Senior Pensions Consultant
Out-Law News | 03 Feb 2014 | 5:19 pm | 4 min. read
The briefing note sets out HMRC's position in relation to a recent decision by the EU's highest court on the VAT treatment of investment management costs. In July, the Court of Justice of the European Union (CJEU) ruled that an employer was entitled to recover VAT it paid on investment management costs, providing that it did not pass these costs on to the pension fund. Historically, HMRC allowed employers to recover VAT on costs relating to administration, while treating VAT on investment management fees as recoverable only by the pension fund itself.
Financial services VAT expert Darren Mellor-Clark of Pinsent Masons, the law firm behind Out-Law.com said that HMRC appeared to have "posed as many questions as it could have taken the opportunity to answer" in its briefing note. The department appeared to have "taken a very narrow view" of the judgment and ruled that "investment management services are concerned solely with the investment transactions undertaken by the pension scheme", he said.
"The casual observer might be forgiven for thinking that HMRC had chosen to ignore the judgment almost completely," he said. "Aside from the abolition of the 70/30 split it is difficult to see that the brief has changed anything. HMRC still, it would appear, holds that investment management costs belong to the scheme itself. Although not explicitly stated, it would appear that administration costs, in HMRC's view, still belong to the employer. Finally, input tax in relation to mixed supplies of investment management and administration may be recovered by the employer - without using the 70/30 split."
"HMRC's view is that specific investment management costs will have a direct and immediate link to supplies concerning the scheme's investments themselves, as opposed to the employer's business, and will thus not be recoverable by the employer – but where services received 'go further' than management of the investments, then they may form part of the employer's general costs and thus be recoverable. HMRC acknowledges that this may facilitate recovery of input tax where previously it was irrecoverable, but there is no indication of what such circumstances may be," he said.

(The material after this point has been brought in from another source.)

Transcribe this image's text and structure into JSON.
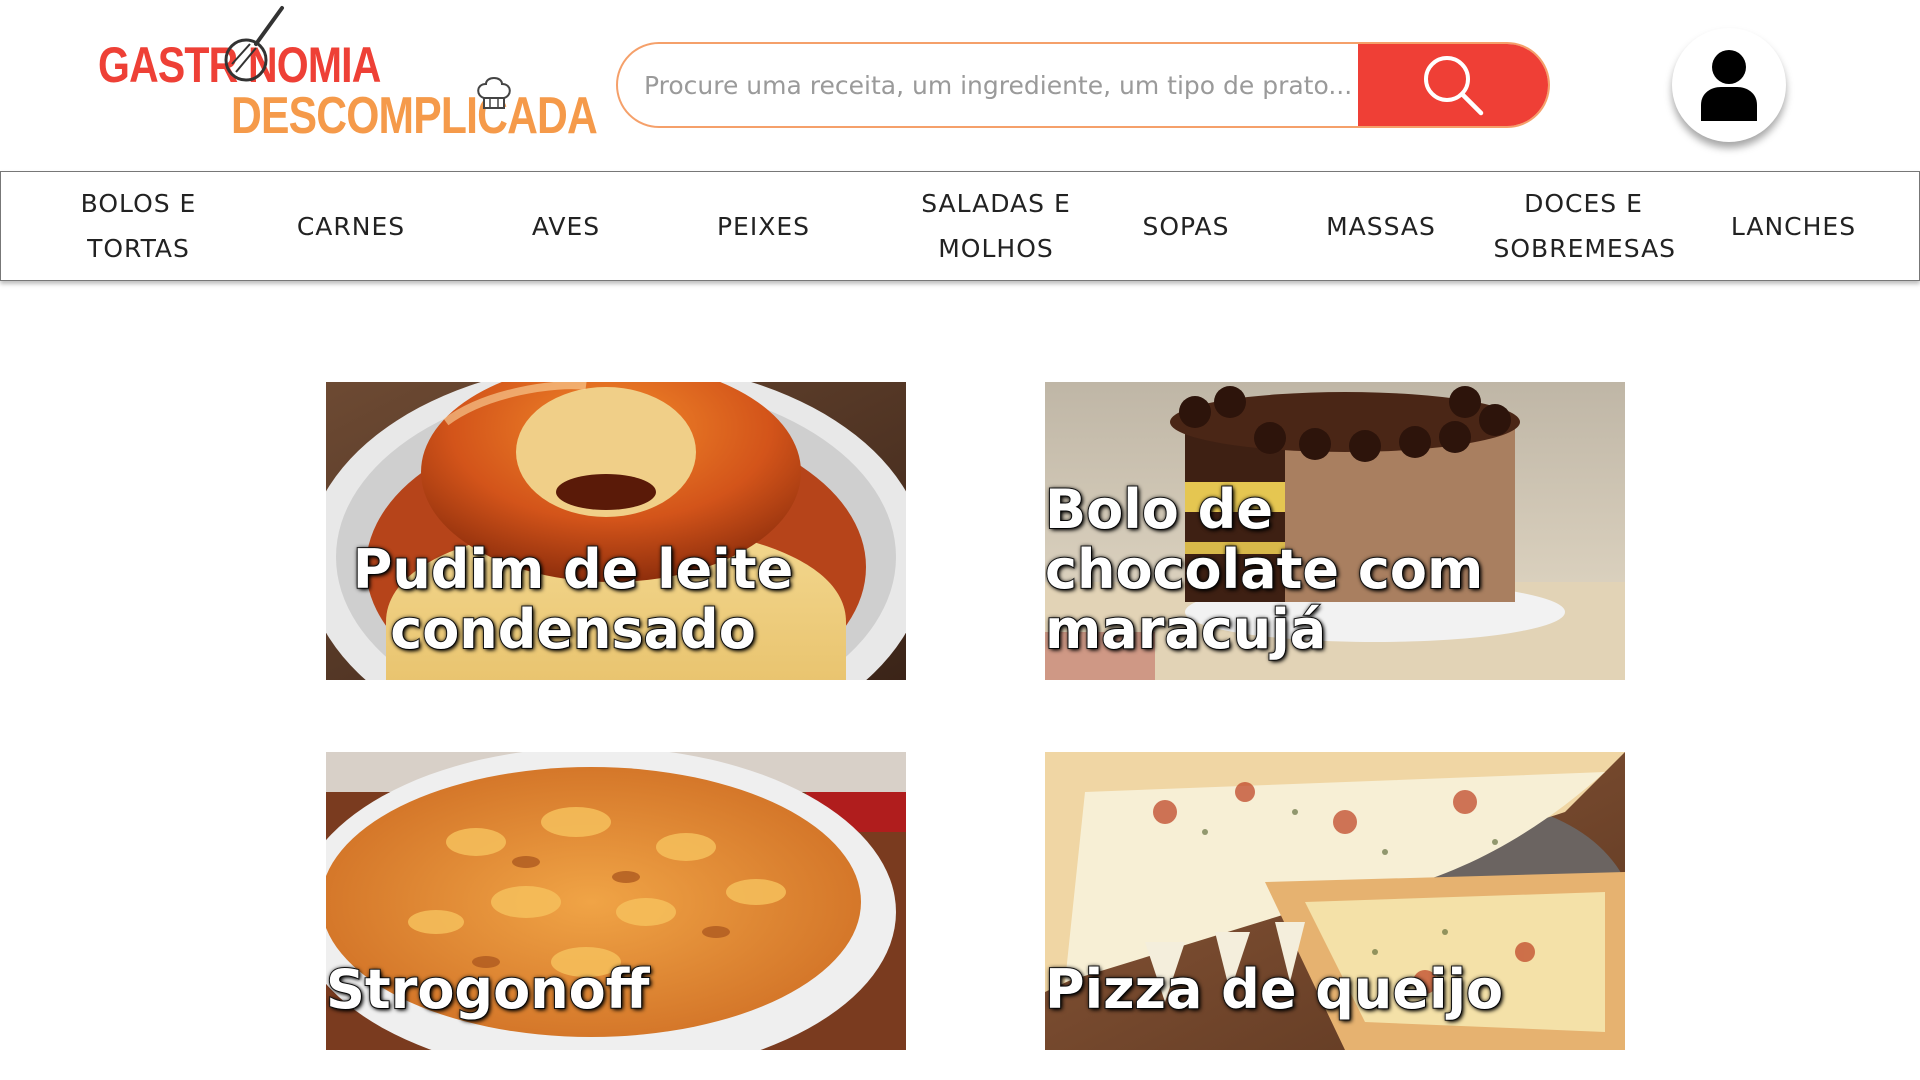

In its decision last year, the CJEU ruled that Dutch industrial group PPG Holdings BV could recover VAT it paid on investment management costs connected with a defined benefit (DB) pension scheme it operated for its employees. The company bought in services relating to both the administration of the pension scheme and the management of the scheme's assets from a third party, and neither of these costs was passed on to the pension fund. It argued, ultimately successfully, that it should be entitled to recover VAT on these costs because there was, in the words of EU VAT requirements, a 'direct and immediate link' between these costs and its general business.
In the UK, HMRC has traditionally distinguished between costs concerning set up and day to day administration of the scheme and management of the scheme's investments. Input tax on the former was recoverable by the employer, while income tax on the latter was recoverable by the scheme in recognition of the fact that the employer and the pension scheme were legally and financially distinct entities. Where costs for both of these were included on a single invoice, employers could traditionally recover 30% of the VAT charged as related to administration.
In its briefing note, HMRC states that this 70/30 split has been withdrawn with effect from 3 February 2014. There will be a six-month transition period allowing businesses affected by the change to make alternative arrangements, and the note also indicates that HMRC does not intend to take any retrospective action against businesses that used this breakdown before 3 February 2014.
"The brief is clear that with effect from this date, the policy is withdrawn," said financial services VAT expert Darren Mellor-Clark. "However, what is less clear is the position HMRC now expects businesses to follow. It may be implied from the rest of the brief that HMRC expects input tax in relation to investment management services only to be recoverable by the scheme, unless they are also accompanied by some administration. However, the position as regards who should recover input tax in relation to administration is not explicitly made clear."
"Businesses would be prudent to still consider, and perhaps take advice, as to whether they may make additional claims for input tax in relation to investment management costs using the decision in the PPG case. The tone of the brief appears to indicate that HMRC expects a number of such claims to follow. Additionally it would appear that they expect businesses to face difficulty in determining their entitlement. In particular the wording 'an estimated claim, or a declared intention to lodge a claim at a future date, will not stop the clock running on the four year cap' appears to anticipate confusion for businesses to the 'right' thing to do," he said.
HMRC's briefing does not indicate examples of when there will be a "direct and immediate link with taxable supplies of goods or services made by the employer", entitling that employer to a refund on VAT paid. However, it states that where the supplies were not made to the employer, or where the supply is limited to investment management services only, employers will not be entitled to claim. Additionally, where the employer receives the supply but the pension fund bears the cost of the services, HMRC will require an equivalent amount of output VAT in respect of the amounts reimbursed to be accounted for.
"In considering potential claims the brief indicates that businesses meeting the (none too clear) criteria set out are 'entitled but not obliged' to claim a VAT refund," said Mellor-Clark. "This may offer some comfort for those partially exempt businesses for whom the pension scheme enjoys a higher input tax recover rate than the employer."
Senior Pensions Consultant